---- Information
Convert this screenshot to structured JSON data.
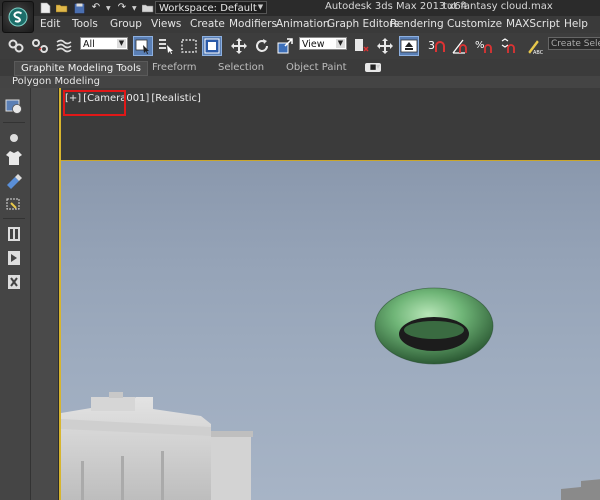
{
  "titlebar": {
    "workspace_label": "Workspace: Default",
    "app_title": "Autodesk 3ds Max  2013 x64",
    "file_name": "tut fantasy cloud.max"
  },
  "menubar": {
    "items": [
      "Edit",
      "Tools",
      "Group",
      "Views",
      "Create",
      "Modifiers",
      "Animation",
      "Graph Editors",
      "Rendering",
      "Customize",
      "MAXScript",
      "Help"
    ]
  },
  "toolbar": {
    "selection_filter": "All",
    "ref_coord": "View",
    "search_placeholder": "Create Selection Se",
    "snap_3_label": "3"
  },
  "ribbon": {
    "tabs": [
      "Graphite Modeling Tools",
      "Freeform",
      "Selection",
      "Object Paint"
    ],
    "active_tab": "Graphite Modeling Tools",
    "sub_label": "Polygon Modeling"
  },
  "viewport": {
    "label_plus": "[+]",
    "label_camera": "[Camera001]",
    "label_shading": "[Realistic]"
  },
  "colors": {
    "selection_highlight": "#e01818",
    "active_viewport_border": "#d7b52e",
    "torus": "#6fb577"
  }
}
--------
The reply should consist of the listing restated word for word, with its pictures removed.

* [Solved problem]
Convert this screenshot to structured JSON data.
{
  "titlebar": {
    "workspace_label": "Workspace: Default",
    "app_title": "Autodesk 3ds Max  2013 x64",
    "file_name": "tut fantasy cloud.max"
  },
  "menubar": {
    "items": [
      "Edit",
      "Tools",
      "Group",
      "Views",
      "Create",
      "Modifiers",
      "Animation",
      "Graph Editors",
      "Rendering",
      "Customize",
      "MAXScript",
      "Help"
    ]
  },
  "toolbar": {
    "selection_filter": "All",
    "ref_coord": "View",
    "search_placeholder": "Create Selection Se",
    "snap_3_label": "3"
  },
  "ribbon": {
    "tabs": [
      "Graphite Modeling Tools",
      "Freeform",
      "Selection",
      "Object Paint"
    ],
    "active_tab": "Graphite Modeling Tools",
    "sub_label": "Polygon Modeling"
  },
  "viewport": {
    "label_plus": "[+]",
    "label_camera": "[Camera001]",
    "label_shading": "[Realistic]"
  },
  "colors": {
    "selection_highlight": "#e01818",
    "active_viewport_border": "#d7b52e",
    "torus": "#6fb577"
  }
}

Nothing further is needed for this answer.